Organizers kept a few key details under wraps, so when surprise performers appeared, attendees were more apt to capture and share the moment.• Keep the share-worthy moments coming.
Even an anticipated reveal can be a powerful way to cue attendees that it's time to grab their phones and snap away. Midway through the Long Beach event, a performer known only as Laserman stood atop the bar and flung lasers around the space. He was positioned in front of a snifter curtain that divided the Pacific Ballroom in half. "People really had no idea what to expect, but they knew something was up," says Kristen Rensch, an account executive with Eventworks who worked on the event.
Shortly after Laserman concluded his performance, the curtain began to rise and then seemingly evaporated, revealing the other half of the ballroom with lights flashing and music thumping. Because attendees' phones were already handy from recording the surprise laser show, it was natural for them to keep snapping this newly discovered area, capturing more content to later post online.• Be frank about your intentions.
Though theatrics can be highly effective, encouraging social sharing doesn't have to be so dramatic. Simply letting attendees know what you'd like them to do can accomplish your objective.
In welcoming her 270 attendees to PlannerTech, Liz King asked them to take a "selfie" using their smartphones. They were then directed to tweet or Instagram their snapshot using a hashtag, which would not only send their photos onto their personal social media channels, but also onto a big screen with a live streaming feed on-site, where attendees could view the photographic talents of their colleagues.

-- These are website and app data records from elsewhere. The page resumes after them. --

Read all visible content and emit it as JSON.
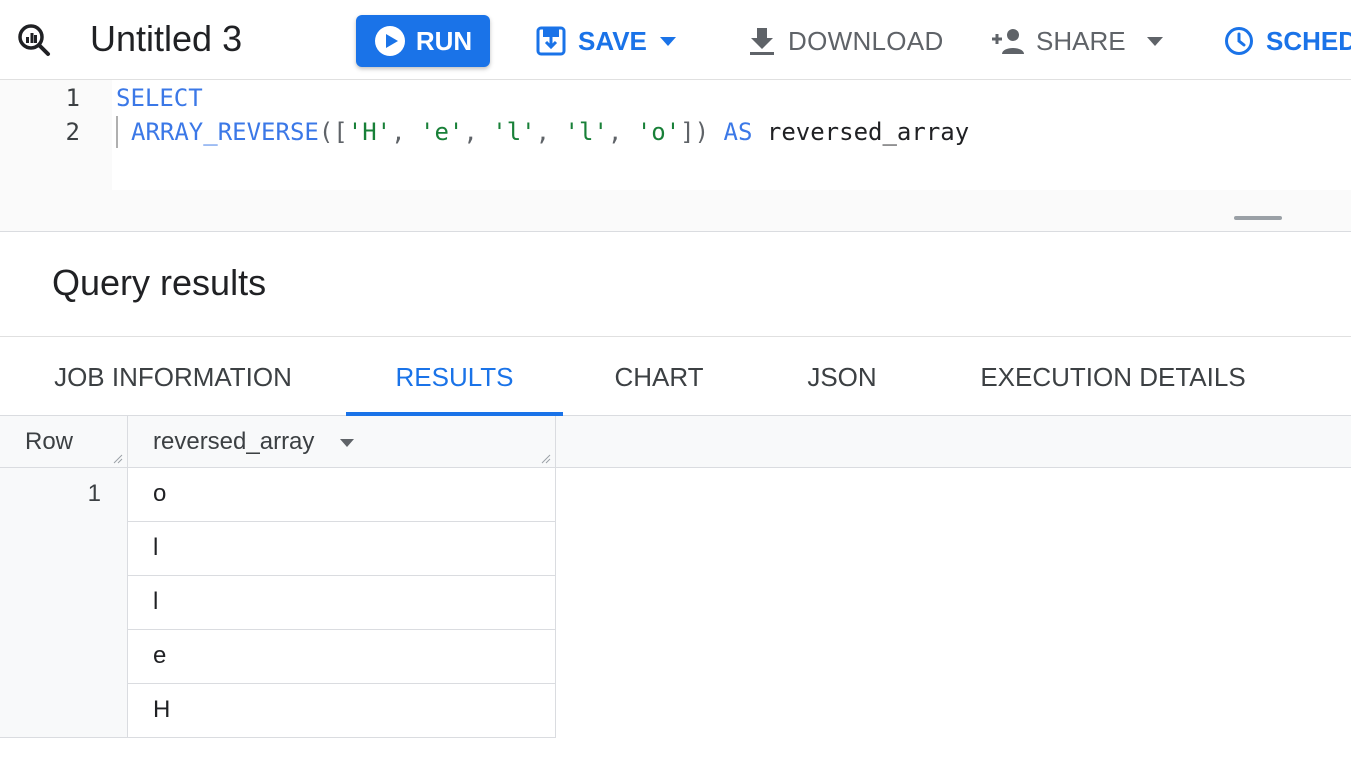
{
  "toolbar": {
    "query_icon": "query-magnifier-icon",
    "title": "Untitled 3",
    "run_label": "RUN",
    "save_label": "SAVE",
    "download_label": "DOWNLOAD",
    "share_label": "SHARE",
    "schedule_label": "SCHED",
    "accent_color": "#1a73e8"
  },
  "editor": {
    "lines": [
      {
        "number": "1",
        "tokens": [
          {
            "text": "SELECT",
            "type": "kw"
          }
        ]
      },
      {
        "number": "2",
        "tokens": [
          {
            "text": "ARRAY_REVERSE",
            "type": "fn"
          },
          {
            "text": "([",
            "type": "pun"
          },
          {
            "text": "'H'",
            "type": "str"
          },
          {
            "text": ", ",
            "type": "pun"
          },
          {
            "text": "'e'",
            "type": "str"
          },
          {
            "text": ", ",
            "type": "pun"
          },
          {
            "text": "'l'",
            "type": "str"
          },
          {
            "text": ", ",
            "type": "pun"
          },
          {
            "text": "'l'",
            "type": "str"
          },
          {
            "text": ", ",
            "type": "pun"
          },
          {
            "text": "'o'",
            "type": "str"
          },
          {
            "text": "])",
            "type": "pun"
          },
          {
            "text": " AS ",
            "type": "kw"
          },
          {
            "text": "reversed_array",
            "type": "plain"
          }
        ]
      }
    ]
  },
  "results": {
    "title": "Query results",
    "tabs": [
      {
        "label": "JOB INFORMATION",
        "active": false
      },
      {
        "label": "RESULTS",
        "active": true
      },
      {
        "label": "CHART",
        "active": false
      },
      {
        "label": "JSON",
        "active": false
      },
      {
        "label": "EXECUTION DETAILS",
        "active": false
      }
    ],
    "columns": {
      "row_header": "Row",
      "value_header": "reversed_array"
    },
    "rows": [
      {
        "row": "1",
        "values": [
          "o",
          "l",
          "l",
          "e",
          "H"
        ]
      }
    ]
  }
}
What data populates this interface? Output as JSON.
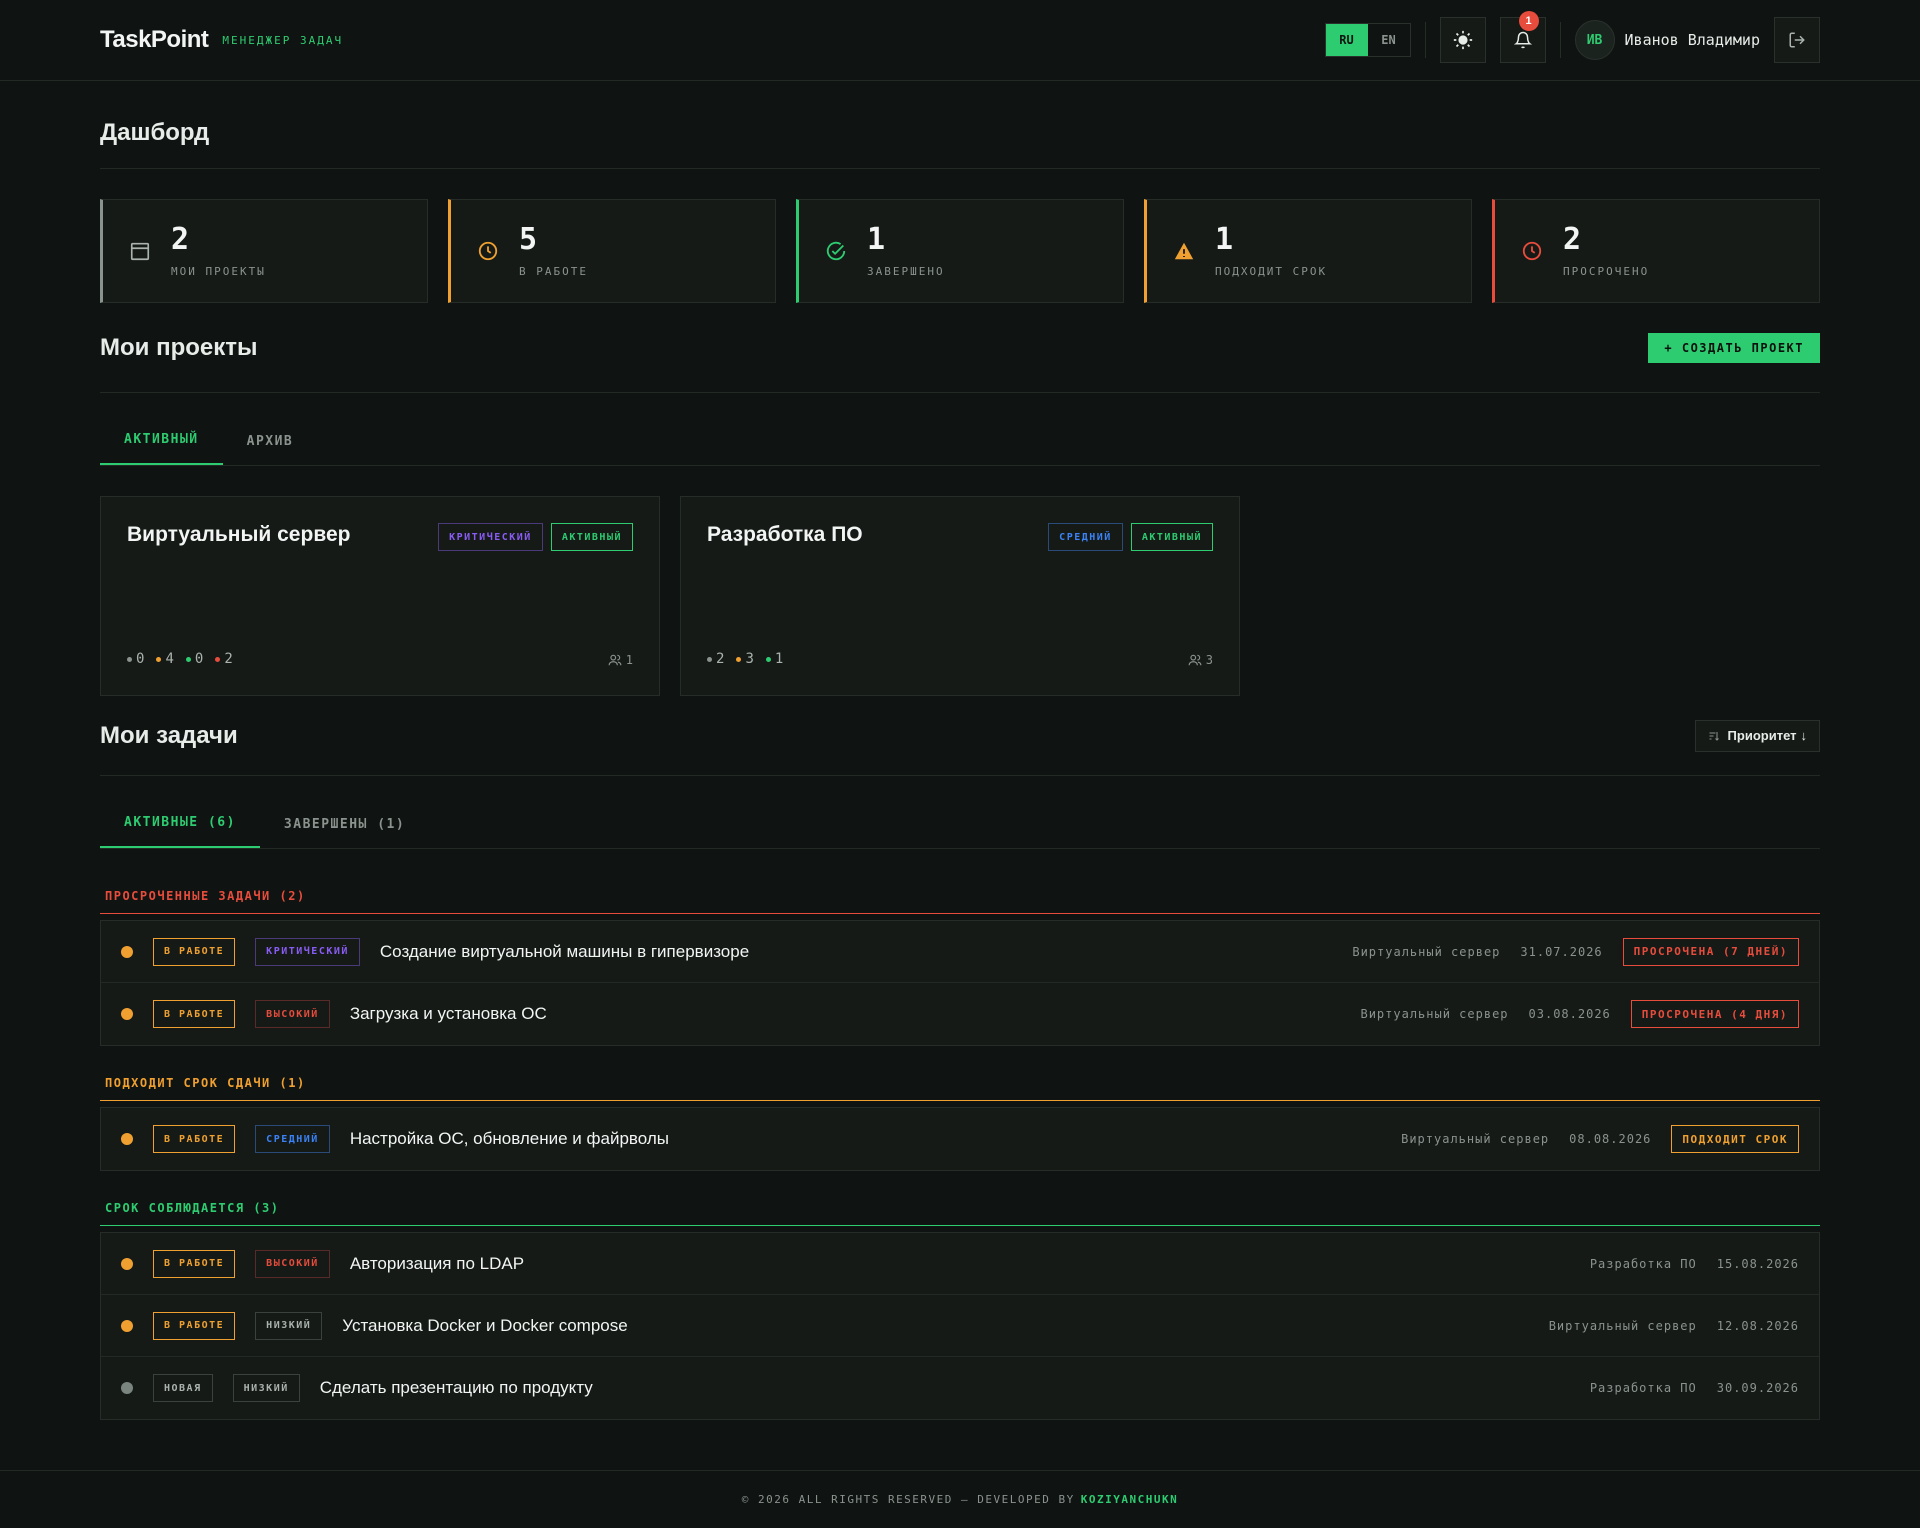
{
  "header": {
    "logo": "TaskPoint",
    "logo_sub": "МЕНЕДЖЕР ЗАДАЧ",
    "lang_ru": "RU",
    "lang_en": "EN",
    "notifications_count": "1",
    "avatar_initials": "ИВ",
    "user_name": "Иванов Владимир"
  },
  "dashboard": {
    "title": "Дашборд",
    "stats": [
      {
        "value": "2",
        "label": "МОИ ПРОЕКТЫ",
        "color": "#8a938e"
      },
      {
        "value": "5",
        "label": "В РАБОТЕ",
        "color": "#f0a030"
      },
      {
        "value": "1",
        "label": "ЗАВЕРШЕНО",
        "color": "#2ecc71"
      },
      {
        "value": "1",
        "label": "ПОДХОДИТ СРОК",
        "color": "#f0a030"
      },
      {
        "value": "2",
        "label": "ПРОСРОЧЕНО",
        "color": "#e74c3c"
      }
    ]
  },
  "projects": {
    "title": "Мои проекты",
    "create_button": "+ СОЗДАТЬ ПРОЕКТ",
    "tabs": [
      "АКТИВНЫЙ",
      "АРХИВ"
    ],
    "cards": [
      {
        "name": "Виртуальный сервер",
        "priority": "КРИТИЧЕСКИЙ",
        "status": "АКТИВНЫЙ",
        "counts": [
          "0",
          "4",
          "0",
          "2"
        ],
        "members": "1"
      },
      {
        "name": "Разработка ПО",
        "priority": "СРЕДНИЙ",
        "status": "АКТИВНЫЙ",
        "counts": [
          "2",
          "3",
          "1"
        ],
        "members": "3"
      }
    ]
  },
  "tasks": {
    "title": "Мои задачи",
    "sort_label": "Приоритет",
    "tabs": [
      "АКТИВНЫЕ (6)",
      "ЗАВЕРШЕНЫ (1)"
    ],
    "groups": [
      {
        "title": "ПРОСРОЧЕННЫЕ ЗАДАЧИ (2)",
        "items": [
          {
            "status": "В РАБОТЕ",
            "priority": "КРИТИЧЕСКИЙ",
            "name": "Создание виртуальной машины в гипервизоре",
            "project": "Виртуальный сервер",
            "date": "31.07.2026",
            "deadline": "ПРОСРОЧЕНА (7 ДНЕЙ)"
          },
          {
            "status": "В РАБОТЕ",
            "priority": "ВЫСОКИЙ",
            "name": "Загрузка и установка ОС",
            "project": "Виртуальный сервер",
            "date": "03.08.2026",
            "deadline": "ПРОСРОЧЕНА (4 ДНЯ)"
          }
        ]
      },
      {
        "title": "ПОДХОДИТ СРОК СДАЧИ (1)",
        "items": [
          {
            "status": "В РАБОТЕ",
            "priority": "СРЕДНИЙ",
            "name": "Настройка ОС, обновление и файрволы",
            "project": "Виртуальный сервер",
            "date": "08.08.2026",
            "deadline": "ПОДХОДИТ СРОК"
          }
        ]
      },
      {
        "title": "СРОК СОБЛЮДАЕТСЯ (3)",
        "items": [
          {
            "status": "В РАБОТЕ",
            "priority": "ВЫСОКИЙ",
            "name": "Авторизация по LDAP",
            "project": "Разработка ПО",
            "date": "15.08.2026"
          },
          {
            "status": "В РАБОТЕ",
            "priority": "НИЗКИЙ",
            "name": "Установка Docker и Docker compose",
            "project": "Виртуальный сервер",
            "date": "12.08.2026"
          },
          {
            "status": "НОВАЯ",
            "priority": "НИЗКИЙ",
            "name": "Сделать презентацию по продукту",
            "project": "Разработка ПО",
            "date": "30.09.2026"
          }
        ]
      }
    ]
  },
  "footer": {
    "text": "© 2026 ALL RIGHTS RESERVED — DEVELOPED BY",
    "author": "KOZIYANCHUKN"
  },
  "colors": {
    "accent": "#2ecc71",
    "in_progress": "#f0a030",
    "overdue": "#e74c3c",
    "critical": "#8a5cf6",
    "medium": "#3b82f6",
    "high": "#e74c3c",
    "low": "#8a938e"
  }
}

The exercise was a fun way to loosen up the crowd early in the day, but it also got attendees primed to use their social media channels throughout the rest of the conference. "It was a big moment for us," says King. "It was our little way of letting them know that getting involved on social media doesn't have to be hard. Sharing should be fun."